Drop-in sessions

Staff from Transport for London and Network Rail will be on hand to answer questions about the project and what we are proposing in your area. Please come along to one of our drop-in sessions:


Chelsea Theatre Studio 2, 7 World’s End Place, King’s Road, London, SW10 0DR

Friday 20 June, 10am-4pm

Friday 27 June, 2pm-8pm

Chelsea Old Town Hall Small Hall, King’s Road, Kensington & Chelsea, London, SW3 5EE

Friday 11 July, 2pm-8pm

Saturday 12 July, 10am-4pm


Next Steps

We are seeking your views on these issues to inform the safeguarding that will be amended at the end of this year.


Safeguarding is the process by which the proposed route or location of a transport project is protected from conflicting development. A Safeguarding Direction is issued by the Secretary of State for Transport under the Town and Country Planning (Development Management Procedure) (England) Order 2010 and requires local planning authorities to consult on certain planning applications which are made in respect of land within specified areas shown on safeguarding plans which accompany the Safeguarding Directions.


Later in 2014 we will ask the Secretary of State for Transport to revise existing Safeguarding Directions made in 2008 to protect the route of the original proposal for the Chelsea Hackney Line to take into account a number of changes to the safeguarded alignment.


Over the course of 2015 there will be further work on the consideration and assessment of options, the assessment of localised issues and impacts and preparation of an application for consent. There will be a number of opportunities for further more detailed consultation during this process.


TfL and Network Rail estimate that the earliest an application could be submitted for Powers would be by the end of 2017 and this would be subject to the necessary funding for Crossrail 2 being secured.

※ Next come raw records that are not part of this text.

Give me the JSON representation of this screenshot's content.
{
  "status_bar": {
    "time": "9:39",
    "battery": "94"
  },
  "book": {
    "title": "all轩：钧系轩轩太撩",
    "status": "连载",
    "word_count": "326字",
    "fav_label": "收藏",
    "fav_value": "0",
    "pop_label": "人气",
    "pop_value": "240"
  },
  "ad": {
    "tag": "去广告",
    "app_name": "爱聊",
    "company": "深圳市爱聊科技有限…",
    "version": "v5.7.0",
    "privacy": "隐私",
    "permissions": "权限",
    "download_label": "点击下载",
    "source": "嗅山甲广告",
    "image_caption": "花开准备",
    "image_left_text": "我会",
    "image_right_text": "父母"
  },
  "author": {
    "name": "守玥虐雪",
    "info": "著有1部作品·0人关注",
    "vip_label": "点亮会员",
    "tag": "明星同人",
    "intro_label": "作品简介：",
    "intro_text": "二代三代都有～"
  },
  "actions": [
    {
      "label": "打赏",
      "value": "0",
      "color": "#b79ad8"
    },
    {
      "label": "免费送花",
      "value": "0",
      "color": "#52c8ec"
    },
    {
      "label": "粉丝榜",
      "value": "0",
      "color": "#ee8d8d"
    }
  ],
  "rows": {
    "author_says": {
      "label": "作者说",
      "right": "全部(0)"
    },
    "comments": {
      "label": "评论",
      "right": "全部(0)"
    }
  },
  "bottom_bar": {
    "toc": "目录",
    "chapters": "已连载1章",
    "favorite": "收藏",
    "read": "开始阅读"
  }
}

If this was the case then construction of Crossrail 2 could commence by 2020 and be complete by 2030. Throughout this process there will be regular consultation with the public and stakeholders.